== EXERCISE BRIEF ==
Nothing but an exact repetition of the listing should be returned.

- - - - -

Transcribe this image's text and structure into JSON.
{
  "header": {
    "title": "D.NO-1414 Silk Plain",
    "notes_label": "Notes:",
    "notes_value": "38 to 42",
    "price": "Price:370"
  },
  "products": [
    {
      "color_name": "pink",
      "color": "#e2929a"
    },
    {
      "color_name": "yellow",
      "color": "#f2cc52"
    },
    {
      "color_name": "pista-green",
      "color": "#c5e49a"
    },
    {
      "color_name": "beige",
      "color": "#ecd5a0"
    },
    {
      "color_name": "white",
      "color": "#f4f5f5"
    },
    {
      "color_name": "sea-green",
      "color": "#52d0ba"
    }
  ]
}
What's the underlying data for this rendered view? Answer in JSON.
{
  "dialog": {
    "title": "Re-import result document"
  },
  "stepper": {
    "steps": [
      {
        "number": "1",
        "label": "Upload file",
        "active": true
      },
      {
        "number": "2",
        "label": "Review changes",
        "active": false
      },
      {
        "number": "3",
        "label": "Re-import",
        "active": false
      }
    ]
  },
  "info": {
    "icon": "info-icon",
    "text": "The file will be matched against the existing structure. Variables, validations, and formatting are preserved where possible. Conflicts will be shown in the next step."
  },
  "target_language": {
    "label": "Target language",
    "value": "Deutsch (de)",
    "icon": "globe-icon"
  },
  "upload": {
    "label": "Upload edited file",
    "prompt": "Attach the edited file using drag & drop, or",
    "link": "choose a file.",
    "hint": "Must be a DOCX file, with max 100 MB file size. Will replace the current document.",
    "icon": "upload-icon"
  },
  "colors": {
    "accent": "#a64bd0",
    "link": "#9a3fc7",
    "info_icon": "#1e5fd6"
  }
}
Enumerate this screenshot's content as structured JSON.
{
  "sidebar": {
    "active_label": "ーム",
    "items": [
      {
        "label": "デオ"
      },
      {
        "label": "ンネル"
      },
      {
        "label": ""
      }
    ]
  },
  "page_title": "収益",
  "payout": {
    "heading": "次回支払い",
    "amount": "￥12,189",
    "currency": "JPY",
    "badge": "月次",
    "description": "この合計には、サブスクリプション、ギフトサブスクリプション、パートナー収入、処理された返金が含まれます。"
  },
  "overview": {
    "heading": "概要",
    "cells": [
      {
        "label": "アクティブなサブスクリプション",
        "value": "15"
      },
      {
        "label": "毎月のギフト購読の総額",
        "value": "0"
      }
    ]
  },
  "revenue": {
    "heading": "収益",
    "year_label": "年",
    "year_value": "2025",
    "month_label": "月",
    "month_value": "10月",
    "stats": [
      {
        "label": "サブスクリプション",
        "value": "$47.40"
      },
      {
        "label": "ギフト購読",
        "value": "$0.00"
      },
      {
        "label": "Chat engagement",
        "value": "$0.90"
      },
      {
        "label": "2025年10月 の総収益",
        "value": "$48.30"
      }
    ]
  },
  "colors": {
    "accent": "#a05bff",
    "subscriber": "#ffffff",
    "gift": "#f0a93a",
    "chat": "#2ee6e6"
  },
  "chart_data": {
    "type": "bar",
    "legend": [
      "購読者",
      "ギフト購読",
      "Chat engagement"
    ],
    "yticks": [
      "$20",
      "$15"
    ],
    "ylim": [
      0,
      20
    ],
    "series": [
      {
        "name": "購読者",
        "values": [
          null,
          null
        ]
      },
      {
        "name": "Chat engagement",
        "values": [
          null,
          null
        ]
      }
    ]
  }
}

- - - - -

== OUTPUT OF THE TASK ==
Transcribe this image's text and structure into JSON.
{
  "header": {
    "title": "D.NO-1414 Silk Plain",
    "notes_label": "Notes:",
    "notes_value": "38 to 42",
    "price": "Price:370"
  },
  "products": [
    {
      "color_name": "pink",
      "color": "#e2929a"
    },
    {
      "color_name": "yellow",
      "color": "#f2cc52"
    },
    {
      "color_name": "pista-green",
      "color": "#c5e49a"
    },
    {
      "color_name": "beige",
      "color": "#ecd5a0"
    },
    {
      "color_name": "white",
      "color": "#f4f5f5"
    },
    {
      "color_name": "sea-green",
      "color": "#52d0ba"
    }
  ]
}
What's the underlying data for this rendered view? Answer in JSON.
{
  "dialog": {
    "title": "Re-import result document"
  },
  "stepper": {
    "steps": [
      {
        "number": "1",
        "label": "Upload file",
        "active": true
      },
      {
        "number": "2",
        "label": "Review changes",
        "active": false
      },
      {
        "number": "3",
        "label": "Re-import",
        "active": false
      }
    ]
  },
  "info": {
    "icon": "info-icon",
    "text": "The file will be matched against the existing structure. Variables, validations, and formatting are preserved where possible. Conflicts will be shown in the next step."
  },
  "target_language": {
    "label": "Target language",
    "value": "Deutsch (de)",
    "icon": "globe-icon"
  },
  "upload": {
    "label": "Upload edited file",
    "prompt": "Attach the edited file using drag & drop, or",
    "link": "choose a file.",
    "hint": "Must be a DOCX file, with max 100 MB file size. Will replace the current document.",
    "icon": "upload-icon"
  },
  "colors": {
    "accent": "#a64bd0",
    "link": "#9a3fc7",
    "info_icon": "#1e5fd6"
  }
}
Enumerate this screenshot's content as structured JSON.
{
  "sidebar": {
    "active_label": "ーム",
    "items": [
      {
        "label": "デオ"
      },
      {
        "label": "ンネル"
      },
      {
        "label": ""
      }
    ]
  },
  "page_title": "収益",
  "payout": {
    "heading": "次回支払い",
    "amount": "￥12,189",
    "currency": "JPY",
    "badge": "月次",
    "description": "この合計には、サブスクリプション、ギフトサブスクリプション、パートナー収入、処理された返金が含まれます。"
  },
  "overview": {
    "heading": "概要",
    "cells": [
      {
        "label": "アクティブなサブスクリプション",
        "value": "15"
      },
      {
        "label": "毎月のギフト購読の総額",
        "value": "0"
      }
    ]
  },
  "revenue": {
    "heading": "収益",
    "year_label": "年",
    "year_value": "2025",
    "month_label": "月",
    "month_value": "10月",
    "stats": [
      {
        "label": "サブスクリプション",
        "value": "$47.40"
      },
      {
        "label": "ギフト購読",
        "value": "$0.00"
      },
      {
        "label": "Chat engagement",
        "value": "$0.90"
      },
      {
        "label": "2025年10月 の総収益",
        "value": "$48.30"
      }
    ]
  },
  "colors": {
    "accent": "#a05bff",
    "subscriber": "#ffffff",
    "gift": "#f0a93a",
    "chat": "#2ee6e6"
  },
  "chart_data": {
    "type": "bar",
    "legend": [
      "購読者",
      "ギフト購読",
      "Chat engagement"
    ],
    "yticks": [
      "$20",
      "$15"
    ],
    "ylim": [
      0,
      20
    ],
    "series": [
      {
        "name": "購読者",
        "values": [
          null,
          null
        ]
      },
      {
        "name": "Chat engagement",
        "values": [
          null,
          null
        ]
      }
    ]
  }
}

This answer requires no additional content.